▸ **Task statement**:
Omit the pictures and return every entry exactly as written.

▸ **Input**:

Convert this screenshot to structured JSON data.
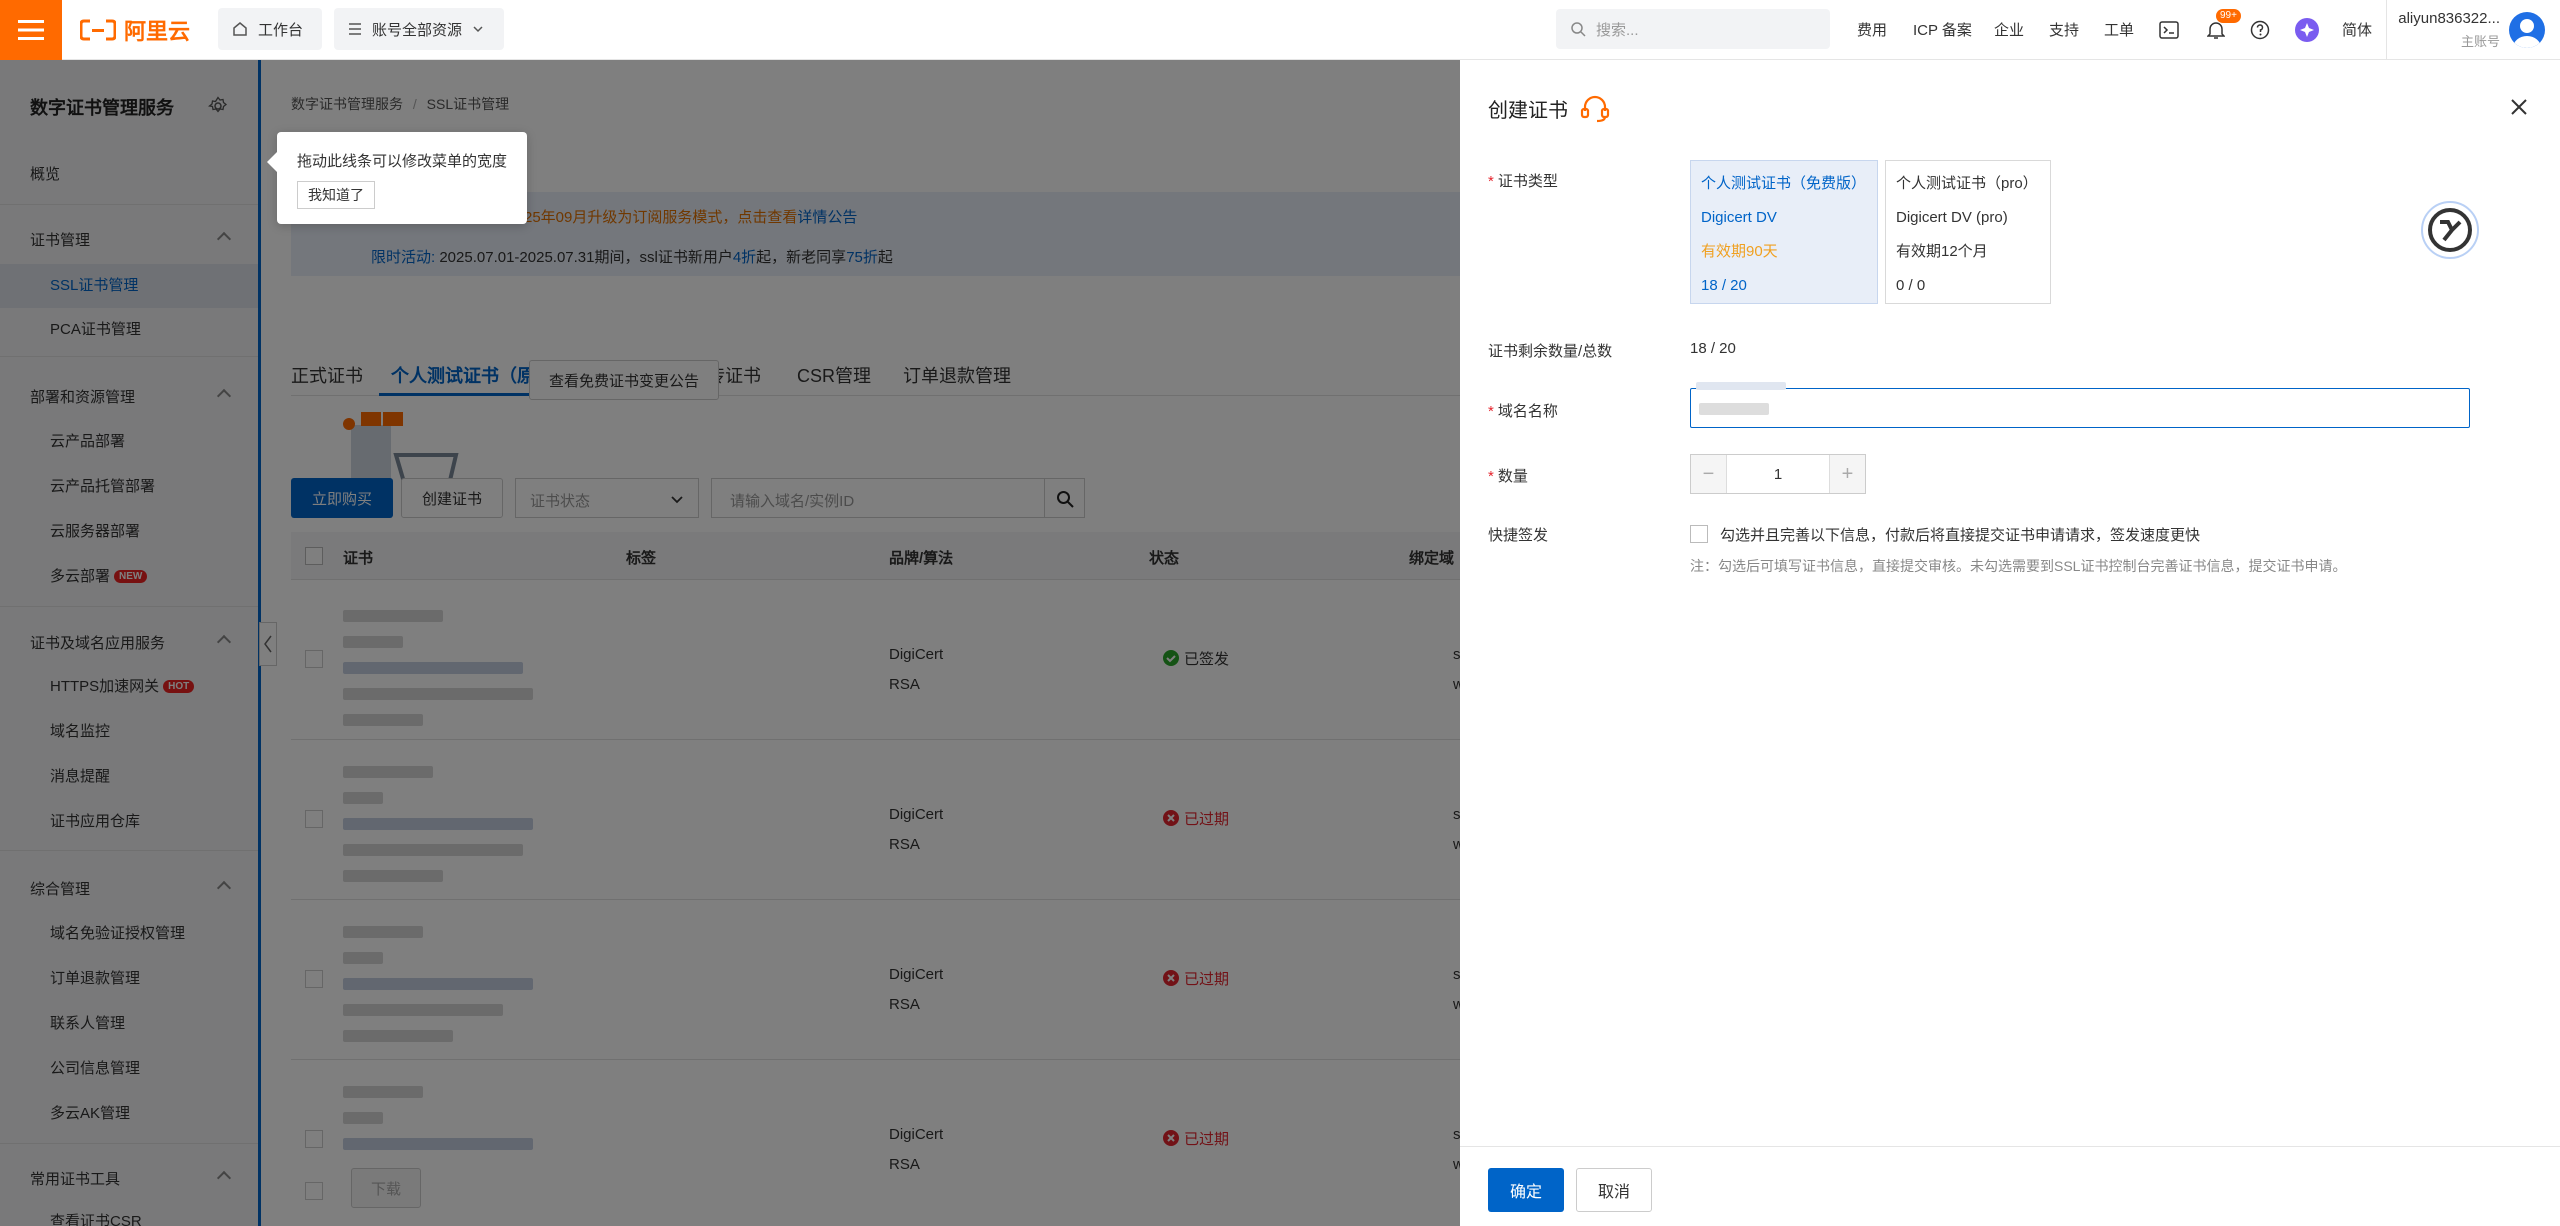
{
  "topbar": {
    "brand": "阿里云",
    "workbench": "工作台",
    "resources": "账号全部资源",
    "search_placeholder": "搜索...",
    "nav": [
      "费用",
      "ICP 备案",
      "企业",
      "支持",
      "工单"
    ],
    "badge": "99+",
    "lang": "简体",
    "account": "aliyun836322...",
    "account_role": "主账号"
  },
  "sidebar": {
    "title": "数字证书管理服务",
    "overview": "概览",
    "groups": [
      {
        "label": "证书管理",
        "items": [
          "SSL证书管理",
          "PCA证书管理"
        ]
      },
      {
        "label": "部署和资源管理",
        "items": [
          "云产品部署",
          "云产品托管部署",
          "云服务器部署",
          "多云部署"
        ]
      },
      {
        "label": "证书及域名应用服务",
        "items": [
          "HTTPS加速网关",
          "域名监控",
          "消息提醒",
          "证书应用仓库"
        ]
      },
      {
        "label": "综合管理",
        "items": [
          "域名免验证授权管理",
          "订单退款管理",
          "联系人管理",
          "公司信息管理",
          "多云AK管理"
        ]
      },
      {
        "label": "常用证书工具",
        "items": [
          "查看证书CSR"
        ]
      }
    ],
    "new_tag": "NEW",
    "hot_tag": "HOT"
  },
  "tooltip": {
    "text": "拖动此线条可以修改菜单的宽度",
    "button": "我知道了"
  },
  "main": {
    "breadcrumb": [
      "数字证书管理服务",
      "SSL证书管理"
    ],
    "notice1": "25年09月升级为订阅服务模式，点击查看",
    "notice1_link": "详情公告",
    "notice2_a": "限时活动:",
    "notice2_b": "2025.07.01-2025.07.31期间，ssl证书新用户",
    "notice2_c": "4折",
    "notice2_d": "起，新老同享",
    "notice2_e": "75折",
    "notice2_f": "起",
    "tabs": [
      "正式证书",
      "个人测试证书（原免费证书）",
      "上传证书",
      "CSR管理",
      "订单退款管理"
    ],
    "change_notice": "查看免费证书变更公告",
    "buy": "立即购买",
    "create": "创建证书",
    "status_filter": "证书状态",
    "search_placeholder": "请输入域名/实例ID",
    "columns": [
      "证书",
      "标签",
      "品牌/算法",
      "状态",
      "绑定域"
    ],
    "rows": [
      {
        "brand": "DigiCert",
        "algo": "RSA",
        "status": "已签发",
        "domain1": "smile",
        "domain2": "www."
      },
      {
        "brand": "DigiCert",
        "algo": "RSA",
        "status": "已过期",
        "domain1": "smile",
        "domain2": "www."
      },
      {
        "brand": "DigiCert",
        "algo": "RSA",
        "status": "已过期",
        "domain1": "smile",
        "domain2": "www."
      },
      {
        "brand": "DigiCert",
        "algo": "RSA",
        "status": "已过期",
        "domain1": "smile",
        "domain2": "www."
      }
    ],
    "download": "下载"
  },
  "drawer": {
    "title": "创建证书",
    "cert_type_label": "证书类型",
    "type_cards": [
      {
        "name": "个人测试证书（免费版）",
        "brand": "Digicert DV",
        "validity": "有效期90天",
        "count": "18 / 20"
      },
      {
        "name": "个人测试证书（pro）",
        "brand": "Digicert DV (pro)",
        "validity": "有效期12个月",
        "count": "0 / 0"
      }
    ],
    "remaining_label": "证书剩余数量/总数",
    "remaining_value": "18 / 20",
    "domain_label": "域名名称",
    "qty_label": "数量",
    "qty_value": "1",
    "qty_minus": "−",
    "qty_plus": "+",
    "fast_label": "快捷签发",
    "fast_check_text": "勾选并且完善以下信息，付款后将直接提交证书申请请求，签发速度更快",
    "fast_note": "注：勾选后可填写证书信息，直接提交审核。未勾选需要到SSL证书控制台完善证书信息，提交证书申请。",
    "confirm": "确定",
    "cancel": "取消"
  },
  "colors": {
    "accent": "#0064c8",
    "brand": "#ff6a00",
    "success": "#2aa62a",
    "danger": "#e5252e"
  }
}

▸ **Answer area**:
Convert this screenshot to structured JSON data.
{
  "topbar": {
    "brand": "阿里云",
    "workbench": "工作台",
    "resources": "账号全部资源",
    "search_placeholder": "搜索...",
    "nav": [
      "费用",
      "ICP 备案",
      "企业",
      "支持",
      "工单"
    ],
    "badge": "99+",
    "lang": "简体",
    "account": "aliyun836322...",
    "account_role": "主账号"
  },
  "sidebar": {
    "title": "数字证书管理服务",
    "overview": "概览",
    "groups": [
      {
        "label": "证书管理",
        "items": [
          "SSL证书管理",
          "PCA证书管理"
        ]
      },
      {
        "label": "部署和资源管理",
        "items": [
          "云产品部署",
          "云产品托管部署",
          "云服务器部署",
          "多云部署"
        ]
      },
      {
        "label": "证书及域名应用服务",
        "items": [
          "HTTPS加速网关",
          "域名监控",
          "消息提醒",
          "证书应用仓库"
        ]
      },
      {
        "label": "综合管理",
        "items": [
          "域名免验证授权管理",
          "订单退款管理",
          "联系人管理",
          "公司信息管理",
          "多云AK管理"
        ]
      },
      {
        "label": "常用证书工具",
        "items": [
          "查看证书CSR"
        ]
      }
    ],
    "new_tag": "NEW",
    "hot_tag": "HOT"
  },
  "tooltip": {
    "text": "拖动此线条可以修改菜单的宽度",
    "button": "我知道了"
  },
  "main": {
    "breadcrumb": [
      "数字证书管理服务",
      "SSL证书管理"
    ],
    "notice1": "25年09月升级为订阅服务模式，点击查看",
    "notice1_link": "详情公告",
    "notice2_a": "限时活动:",
    "notice2_b": "2025.07.01-2025.07.31期间，ssl证书新用户",
    "notice2_c": "4折",
    "notice2_d": "起，新老同享",
    "notice2_e": "75折",
    "notice2_f": "起",
    "tabs": [
      "正式证书",
      "个人测试证书（原免费证书）",
      "上传证书",
      "CSR管理",
      "订单退款管理"
    ],
    "change_notice": "查看免费证书变更公告",
    "buy": "立即购买",
    "create": "创建证书",
    "status_filter": "证书状态",
    "search_placeholder": "请输入域名/实例ID",
    "columns": [
      "证书",
      "标签",
      "品牌/算法",
      "状态",
      "绑定域"
    ],
    "rows": [
      {
        "brand": "DigiCert",
        "algo": "RSA",
        "status": "已签发",
        "domain1": "smile",
        "domain2": "www."
      },
      {
        "brand": "DigiCert",
        "algo": "RSA",
        "status": "已过期",
        "domain1": "smile",
        "domain2": "www."
      },
      {
        "brand": "DigiCert",
        "algo": "RSA",
        "status": "已过期",
        "domain1": "smile",
        "domain2": "www."
      },
      {
        "brand": "DigiCert",
        "algo": "RSA",
        "status": "已过期",
        "domain1": "smile",
        "domain2": "www."
      }
    ],
    "download": "下载"
  },
  "drawer": {
    "title": "创建证书",
    "cert_type_label": "证书类型",
    "type_cards": [
      {
        "name": "个人测试证书（免费版）",
        "brand": "Digicert DV",
        "validity": "有效期90天",
        "count": "18 / 20"
      },
      {
        "name": "个人测试证书（pro）",
        "brand": "Digicert DV (pro)",
        "validity": "有效期12个月",
        "count": "0 / 0"
      }
    ],
    "remaining_label": "证书剩余数量/总数",
    "remaining_value": "18 / 20",
    "domain_label": "域名名称",
    "qty_label": "数量",
    "qty_value": "1",
    "qty_minus": "−",
    "qty_plus": "+",
    "fast_label": "快捷签发",
    "fast_check_text": "勾选并且完善以下信息，付款后将直接提交证书申请请求，签发速度更快",
    "fast_note": "注：勾选后可填写证书信息，直接提交审核。未勾选需要到SSL证书控制台完善证书信息，提交证书申请。",
    "confirm": "确定",
    "cancel": "取消"
  },
  "colors": {
    "accent": "#0064c8",
    "brand": "#ff6a00",
    "success": "#2aa62a",
    "danger": "#e5252e"
  }
}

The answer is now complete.